#### [Task details]
Your task is to gather the lines below that hold the string "name".

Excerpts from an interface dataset
§
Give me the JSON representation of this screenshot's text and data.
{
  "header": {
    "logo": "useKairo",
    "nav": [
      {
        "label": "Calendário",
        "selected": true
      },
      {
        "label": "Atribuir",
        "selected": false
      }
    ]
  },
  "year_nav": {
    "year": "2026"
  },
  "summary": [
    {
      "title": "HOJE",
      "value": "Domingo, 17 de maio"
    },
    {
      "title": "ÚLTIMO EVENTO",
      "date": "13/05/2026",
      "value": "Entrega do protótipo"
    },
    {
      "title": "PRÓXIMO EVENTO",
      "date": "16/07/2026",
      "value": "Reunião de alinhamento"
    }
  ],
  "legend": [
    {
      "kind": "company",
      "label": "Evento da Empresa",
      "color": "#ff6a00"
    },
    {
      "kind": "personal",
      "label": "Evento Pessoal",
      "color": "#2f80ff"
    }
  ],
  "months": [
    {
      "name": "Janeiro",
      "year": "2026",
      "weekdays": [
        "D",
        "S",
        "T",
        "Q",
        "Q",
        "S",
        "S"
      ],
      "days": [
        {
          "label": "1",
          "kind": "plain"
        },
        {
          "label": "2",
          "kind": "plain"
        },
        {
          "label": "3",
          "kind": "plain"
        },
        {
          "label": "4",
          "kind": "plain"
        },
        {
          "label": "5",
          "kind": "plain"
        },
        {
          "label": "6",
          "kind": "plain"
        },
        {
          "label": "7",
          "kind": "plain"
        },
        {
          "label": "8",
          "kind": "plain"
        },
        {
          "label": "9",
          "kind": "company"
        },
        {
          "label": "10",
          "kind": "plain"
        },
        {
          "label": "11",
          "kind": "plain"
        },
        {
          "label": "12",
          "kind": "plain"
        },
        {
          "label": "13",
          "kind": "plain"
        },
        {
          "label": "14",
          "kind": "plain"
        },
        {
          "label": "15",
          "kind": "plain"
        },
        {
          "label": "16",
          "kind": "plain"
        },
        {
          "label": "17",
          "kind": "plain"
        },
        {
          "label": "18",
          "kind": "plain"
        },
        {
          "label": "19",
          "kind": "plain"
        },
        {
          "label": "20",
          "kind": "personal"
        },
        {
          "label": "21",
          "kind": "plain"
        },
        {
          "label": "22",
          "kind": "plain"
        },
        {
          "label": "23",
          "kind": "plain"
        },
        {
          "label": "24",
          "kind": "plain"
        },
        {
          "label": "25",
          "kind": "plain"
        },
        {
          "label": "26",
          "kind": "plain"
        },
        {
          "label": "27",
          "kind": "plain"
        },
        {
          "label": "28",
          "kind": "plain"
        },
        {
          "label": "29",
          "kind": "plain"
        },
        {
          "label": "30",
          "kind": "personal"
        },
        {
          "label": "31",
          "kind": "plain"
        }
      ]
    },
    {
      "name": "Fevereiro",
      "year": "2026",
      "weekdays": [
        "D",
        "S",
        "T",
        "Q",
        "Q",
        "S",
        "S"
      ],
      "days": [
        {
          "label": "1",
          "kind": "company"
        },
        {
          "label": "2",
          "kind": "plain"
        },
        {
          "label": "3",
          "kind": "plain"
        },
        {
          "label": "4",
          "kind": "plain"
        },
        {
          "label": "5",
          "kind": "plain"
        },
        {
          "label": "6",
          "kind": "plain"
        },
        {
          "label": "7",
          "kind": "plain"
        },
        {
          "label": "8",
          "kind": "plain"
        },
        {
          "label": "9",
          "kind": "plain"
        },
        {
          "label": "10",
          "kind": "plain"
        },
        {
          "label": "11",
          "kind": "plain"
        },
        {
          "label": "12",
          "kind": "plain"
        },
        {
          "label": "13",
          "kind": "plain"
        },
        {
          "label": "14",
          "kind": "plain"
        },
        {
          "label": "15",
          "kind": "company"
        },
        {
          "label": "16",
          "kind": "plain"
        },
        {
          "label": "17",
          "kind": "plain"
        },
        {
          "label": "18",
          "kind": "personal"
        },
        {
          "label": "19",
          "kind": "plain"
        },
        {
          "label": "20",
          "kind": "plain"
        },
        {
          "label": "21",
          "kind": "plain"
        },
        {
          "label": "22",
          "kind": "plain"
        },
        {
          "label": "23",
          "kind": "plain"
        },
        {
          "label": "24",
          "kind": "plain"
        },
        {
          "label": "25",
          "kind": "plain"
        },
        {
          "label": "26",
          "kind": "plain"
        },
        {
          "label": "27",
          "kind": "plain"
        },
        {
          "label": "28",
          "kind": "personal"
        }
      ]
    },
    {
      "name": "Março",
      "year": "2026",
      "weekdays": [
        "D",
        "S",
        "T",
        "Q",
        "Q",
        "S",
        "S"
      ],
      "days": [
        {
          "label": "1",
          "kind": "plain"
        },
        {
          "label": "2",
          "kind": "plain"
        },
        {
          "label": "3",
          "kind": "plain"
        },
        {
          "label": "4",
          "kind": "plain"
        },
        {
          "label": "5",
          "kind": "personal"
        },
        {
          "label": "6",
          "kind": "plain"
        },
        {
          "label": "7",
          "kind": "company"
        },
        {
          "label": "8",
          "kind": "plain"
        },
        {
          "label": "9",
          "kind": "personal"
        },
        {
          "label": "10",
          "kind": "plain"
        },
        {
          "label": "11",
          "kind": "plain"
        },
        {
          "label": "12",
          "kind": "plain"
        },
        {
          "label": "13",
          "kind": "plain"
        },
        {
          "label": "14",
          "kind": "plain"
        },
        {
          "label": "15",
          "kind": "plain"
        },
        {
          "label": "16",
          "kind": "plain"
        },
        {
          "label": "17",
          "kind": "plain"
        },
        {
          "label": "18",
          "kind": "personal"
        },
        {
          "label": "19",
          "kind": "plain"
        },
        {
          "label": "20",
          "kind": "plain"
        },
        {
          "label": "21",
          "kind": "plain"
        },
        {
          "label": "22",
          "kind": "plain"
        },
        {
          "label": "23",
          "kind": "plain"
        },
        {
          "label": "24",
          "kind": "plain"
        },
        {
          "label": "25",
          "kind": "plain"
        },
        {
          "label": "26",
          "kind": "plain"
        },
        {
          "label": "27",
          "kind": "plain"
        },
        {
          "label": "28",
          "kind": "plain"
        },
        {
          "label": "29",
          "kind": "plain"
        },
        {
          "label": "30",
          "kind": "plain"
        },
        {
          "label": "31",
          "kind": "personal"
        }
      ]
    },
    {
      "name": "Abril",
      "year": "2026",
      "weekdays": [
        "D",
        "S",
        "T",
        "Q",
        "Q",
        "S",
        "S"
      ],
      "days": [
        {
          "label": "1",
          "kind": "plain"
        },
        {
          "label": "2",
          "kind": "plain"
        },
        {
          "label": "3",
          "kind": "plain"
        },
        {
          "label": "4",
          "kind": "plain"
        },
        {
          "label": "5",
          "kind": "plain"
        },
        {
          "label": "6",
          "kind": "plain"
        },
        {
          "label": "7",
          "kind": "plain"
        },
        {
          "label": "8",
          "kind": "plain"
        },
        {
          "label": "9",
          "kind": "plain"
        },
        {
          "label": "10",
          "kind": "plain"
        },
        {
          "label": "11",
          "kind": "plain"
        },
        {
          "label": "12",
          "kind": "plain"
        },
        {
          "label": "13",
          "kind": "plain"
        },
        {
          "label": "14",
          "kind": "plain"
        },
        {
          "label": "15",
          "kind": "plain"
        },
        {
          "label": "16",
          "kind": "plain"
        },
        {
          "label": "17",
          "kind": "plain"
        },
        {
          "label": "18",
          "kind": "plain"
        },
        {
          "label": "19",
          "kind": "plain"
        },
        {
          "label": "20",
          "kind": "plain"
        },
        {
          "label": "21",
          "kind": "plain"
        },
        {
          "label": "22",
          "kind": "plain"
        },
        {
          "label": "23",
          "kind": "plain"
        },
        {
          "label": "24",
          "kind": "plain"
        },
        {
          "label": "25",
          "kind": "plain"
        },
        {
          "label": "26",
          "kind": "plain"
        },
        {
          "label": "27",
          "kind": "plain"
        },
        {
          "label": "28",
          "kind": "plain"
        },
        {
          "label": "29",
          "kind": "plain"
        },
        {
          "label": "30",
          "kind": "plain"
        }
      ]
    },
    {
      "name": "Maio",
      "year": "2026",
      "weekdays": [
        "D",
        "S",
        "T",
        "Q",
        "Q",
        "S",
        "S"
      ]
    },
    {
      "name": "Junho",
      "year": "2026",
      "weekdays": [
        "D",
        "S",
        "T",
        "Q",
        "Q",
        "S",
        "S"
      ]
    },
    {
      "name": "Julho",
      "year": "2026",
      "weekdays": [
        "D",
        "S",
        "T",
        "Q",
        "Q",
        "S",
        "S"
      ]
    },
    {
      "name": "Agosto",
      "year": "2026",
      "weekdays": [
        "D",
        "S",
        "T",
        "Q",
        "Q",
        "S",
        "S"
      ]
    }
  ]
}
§
#### [Expected answer]
      "name": "Janeiro",
      "name": "Fevereiro",
      "name": "Março",
      "name": "Abril",
      "name": "Maio",
      "name": "Junho",
      "name": "Julho",
      "name": "Agosto",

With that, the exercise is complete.